The message is a simple one, designed to reach silent victims of rape.
Law enforcement officials say there are more than 50,000 cases of rape reported each year. But many other victims remain silent, keeping the pain and frustration to themselves.
Because of this, the producers, supporters and star-studded cast of “Can’t You See Me,” a video documentary that was filmed, in part, in a San Diego Superior Court courtroom Wednesday night and Thursday morning, are trying to show rape victims how they can survive the traumatic experience.
David Blanchard, the video’s director and head of Team Entertainment, a La Mesa production firm, said the idea for the video was born late last year when two rape victims walked into his office and shared their stories.
He was almost “consumed” by what he was told, he said. “There is so much pain that it is unbelievable.”
While taping a scene Thursday at San Diego City College, Blanchard said the purpose of his production was to address the issue of rape and help “the healing process begin.”
In short, the 14-minute video tells the story of a woman who was raped by one of her college teachers. She is married, in her late 20s, and has a young child.
The video, budgeted at $75,000, goes on to show how the woman and her close friend--who was raped by the same man but had not told anyone--obtain victory when the rapist is tried and found guilty of both crimes.
Some of those starring in the video are: Margaret Avery, whose portrayal as Shug in the film “The Color Purple” won her an Oscar nomination; Vic Tayback, who plays Mel, the head cook in the television show “Alice”; Tony Dow, best known for his portrayal of Wally in the 1960s “Leave It to Beaver” television series, and Gordon Jump, who played “the big guy,” Mr. Carlson, in the television comedy “WKRP.”
San Diego County Sheriff John Duffy and KGTV (Channel 10) anchorwoman Bree Walker also appear in the video.

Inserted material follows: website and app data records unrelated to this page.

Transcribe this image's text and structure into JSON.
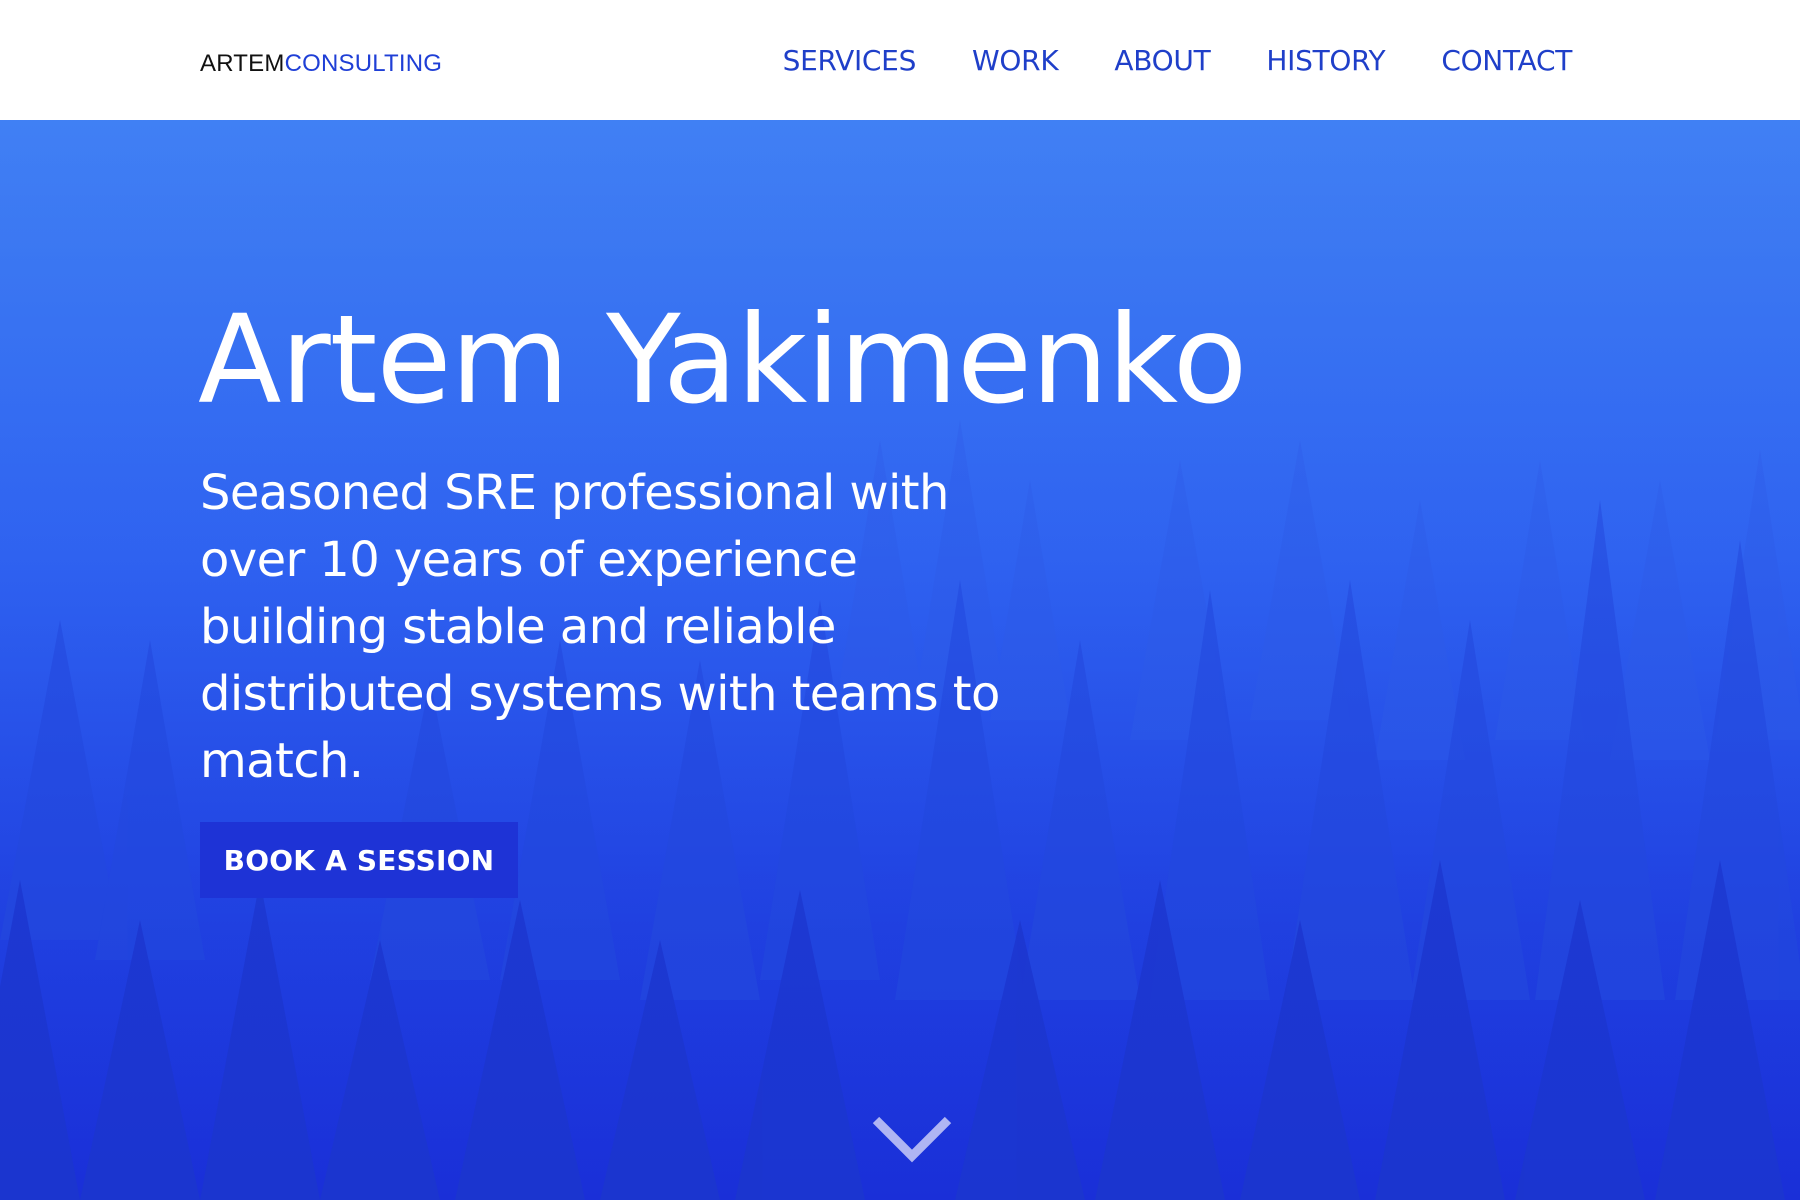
{
  "header": {
    "logo_part1": "ARTEM",
    "logo_part2": "CONSULTING",
    "nav": [
      {
        "label": "SERVICES"
      },
      {
        "label": "WORK"
      },
      {
        "label": "ABOUT"
      },
      {
        "label": "HISTORY"
      },
      {
        "label": "CONTACT"
      }
    ]
  },
  "hero": {
    "title": "Artem Yakimenko",
    "subtitle": "Seasoned SRE professional with over 10 years of experience building stable and reliable distributed systems with teams to match.",
    "cta_label": "BOOK A SESSION",
    "scroll_icon": "chevron-down-icon"
  },
  "colors": {
    "nav_text": "#1f3fc9",
    "logo_accent": "#1f3fd6",
    "hero_top": "#3578f2",
    "hero_bottom": "#1a2fd8",
    "cta_bg": "#1e33d6"
  }
}
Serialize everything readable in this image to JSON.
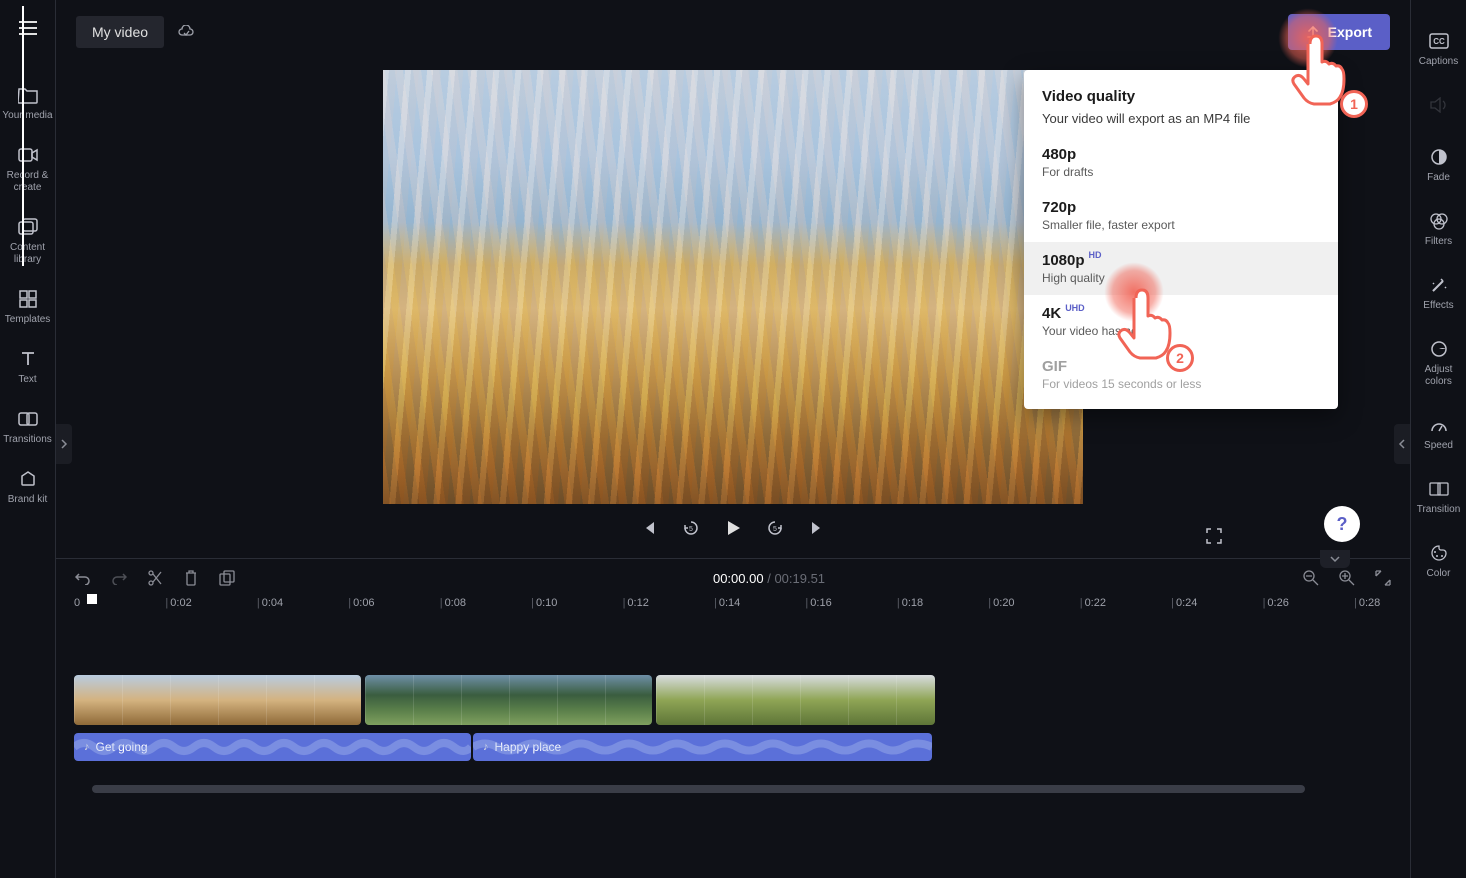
{
  "title": "My video",
  "sidebar_left": [
    {
      "label": "Your media",
      "icon": "folder-icon"
    },
    {
      "label": "Record & create",
      "icon": "camera-icon"
    },
    {
      "label": "Content library",
      "icon": "library-icon"
    },
    {
      "label": "Templates",
      "icon": "templates-icon"
    },
    {
      "label": "Text",
      "icon": "text-icon"
    },
    {
      "label": "Transitions",
      "icon": "transitions-icon"
    },
    {
      "label": "Brand kit",
      "icon": "brandkit-icon"
    }
  ],
  "sidebar_right": [
    {
      "label": "Captions",
      "icon": "captions-icon"
    },
    {
      "label": "",
      "icon": "audio-icon"
    },
    {
      "label": "Fade",
      "icon": "fade-icon"
    },
    {
      "label": "Filters",
      "icon": "filters-icon"
    },
    {
      "label": "Effects",
      "icon": "effects-icon"
    },
    {
      "label": "Adjust colors",
      "icon": "adjust-icon"
    },
    {
      "label": "Speed",
      "icon": "speed-icon"
    },
    {
      "label": "Transition",
      "icon": "transition-icon"
    },
    {
      "label": "Color",
      "icon": "color-icon"
    }
  ],
  "export": {
    "button_label": "Export",
    "popup": {
      "title": "Video quality",
      "description": "Your video will export as an MP4 file",
      "options": [
        {
          "title": "480p",
          "sub": "For drafts",
          "badge": ""
        },
        {
          "title": "720p",
          "sub": "Smaller file, faster export",
          "badge": ""
        },
        {
          "title": "1080p",
          "sub": "High quality",
          "badge": "HD"
        },
        {
          "title": "4K",
          "sub": "Your video has no 4...",
          "badge": "UHD"
        },
        {
          "title": "GIF",
          "sub": "For videos 15 seconds or less",
          "badge": ""
        }
      ]
    }
  },
  "timecode": {
    "current": "00:00.00",
    "total": "00:19.51"
  },
  "ruler_ticks": [
    "0",
    "0:02",
    "0:04",
    "0:06",
    "0:08",
    "0:10",
    "0:12",
    "0:14",
    "0:16",
    "0:18",
    "0:20",
    "0:22",
    "0:24",
    "0:26",
    "0:28"
  ],
  "audio_clips": [
    {
      "name": "Get going"
    },
    {
      "name": "Happy place"
    }
  ],
  "pointers": [
    {
      "num": "1"
    },
    {
      "num": "2"
    }
  ],
  "help_label": "?"
}
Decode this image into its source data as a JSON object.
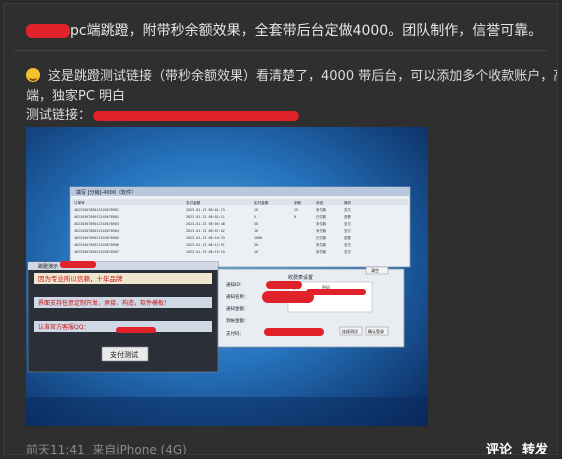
{
  "post": {
    "headline": "pc端跳蹬，附带秒余额效果，全套带后台定做4000。团队制作，信誉可靠。",
    "line1": "这是跳蹬测试链接（带秒余额效果）看清楚了，4000 带后台，可以添加多个收款账户，高",
    "line2": "端，独家PC 明白",
    "link_label": "测试链接：",
    "emoji_icon": "smile-emoji-icon"
  },
  "photo": {
    "window_title": "填写 [分销]-4000（软件）",
    "table_headers": [
      "订单号",
      "支付金额",
      "实付金额",
      "到帐",
      "状态",
      "操作"
    ],
    "table_rows": [
      [
        "4623456789012345678901",
        "2023-01-13 08:01:23",
        "10",
        "25",
        "未付款",
        "支付"
      ],
      [
        "4623456789012345678902",
        "2023-01-13 08:02:11",
        "5",
        "8",
        "已付款",
        "查看"
      ],
      [
        "4623456789012345678903",
        "2023-01-13 08:05:40",
        "50",
        "",
        "未付款",
        "支付"
      ],
      [
        "4623456789012345678904",
        "2023-01-13 08:07:02",
        "10",
        "",
        "未付款",
        "支付"
      ],
      [
        "4623456789012345678905",
        "2023-01-13 08:10:33",
        "1000",
        "",
        "已付款",
        "查看"
      ],
      [
        "4623456789012345678906",
        "2023-01-13 08:12:51",
        "30",
        "",
        "未付款",
        "支付"
      ],
      [
        "4623456789012345678907",
        "2023-01-13 08:15:19",
        "10",
        "",
        "未付款",
        "支付"
      ]
    ],
    "popup_title": "跳蹬演示",
    "popup_line1": "因为专业所以信赖，十年品牌",
    "popup_line2": "界面支持任意定制开发，承接、构造，软件模板！",
    "popup_line3": "认准官方客服QQ：",
    "popup_button": "支付测试",
    "form_header": "收费表设置",
    "form_labels": [
      "通知ID：",
      "通知名称：",
      "通知金额：",
      "到帐金额：",
      "支付码："
    ],
    "form_col1": "账号",
    "form_col2": "密码",
    "form_btn1": "清空",
    "form_btn2": "连接测试",
    "form_btn3": "确认登录"
  },
  "footer": {
    "time": "前天11:41",
    "source": "来自iPhone (4G)",
    "comment": "评论",
    "repost": "转发"
  },
  "colors": {
    "background": "#2b2b2b",
    "card": "#2f2f2f",
    "redact": "#e0222a",
    "footer_gray": "#8a8a8a"
  }
}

Dan Loeffler, president of World Research, which funds the video, said the film will be released in late May or early June. He said it has been targeted for secondary schools, colleges and rape crisis centers across the country.